[Dataset — start]
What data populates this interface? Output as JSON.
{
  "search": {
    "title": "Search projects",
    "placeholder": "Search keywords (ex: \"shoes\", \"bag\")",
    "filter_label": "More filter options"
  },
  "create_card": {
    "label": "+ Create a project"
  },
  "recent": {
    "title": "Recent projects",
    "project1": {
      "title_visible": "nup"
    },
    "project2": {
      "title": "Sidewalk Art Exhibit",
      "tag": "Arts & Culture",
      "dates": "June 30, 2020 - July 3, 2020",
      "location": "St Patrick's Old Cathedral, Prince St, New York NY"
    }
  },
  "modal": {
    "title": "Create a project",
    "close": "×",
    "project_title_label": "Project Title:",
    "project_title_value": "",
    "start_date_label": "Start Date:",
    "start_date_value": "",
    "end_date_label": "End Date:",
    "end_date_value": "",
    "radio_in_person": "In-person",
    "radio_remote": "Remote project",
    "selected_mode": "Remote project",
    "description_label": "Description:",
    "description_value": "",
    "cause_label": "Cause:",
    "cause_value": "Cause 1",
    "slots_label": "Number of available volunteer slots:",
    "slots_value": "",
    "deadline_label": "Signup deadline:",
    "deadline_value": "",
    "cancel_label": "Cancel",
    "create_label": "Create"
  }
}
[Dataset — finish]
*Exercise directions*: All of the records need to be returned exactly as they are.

*Answer to this exercise*:
What data populates this interface? Output as JSON.
{
  "search": {
    "title": "Search projects",
    "placeholder": "Search keywords (ex: \"shoes\", \"bag\")",
    "filter_label": "More filter options"
  },
  "create_card": {
    "label": "+ Create a project"
  },
  "recent": {
    "title": "Recent projects",
    "project1": {
      "title_visible": "nup"
    },
    "project2": {
      "title": "Sidewalk Art Exhibit",
      "tag": "Arts & Culture",
      "dates": "June 30, 2020 - July 3, 2020",
      "location": "St Patrick's Old Cathedral, Prince St, New York NY"
    }
  },
  "modal": {
    "title": "Create a project",
    "close": "×",
    "project_title_label": "Project Title:",
    "project_title_value": "",
    "start_date_label": "Start Date:",
    "start_date_value": "",
    "end_date_label": "End Date:",
    "end_date_value": "",
    "radio_in_person": "In-person",
    "radio_remote": "Remote project",
    "selected_mode": "Remote project",
    "description_label": "Description:",
    "description_value": "",
    "cause_label": "Cause:",
    "cause_value": "Cause 1",
    "slots_label": "Number of available volunteer slots:",
    "slots_value": "",
    "deadline_label": "Signup deadline:",
    "deadline_value": "",
    "cancel_label": "Cancel",
    "create_label": "Create"
  }
}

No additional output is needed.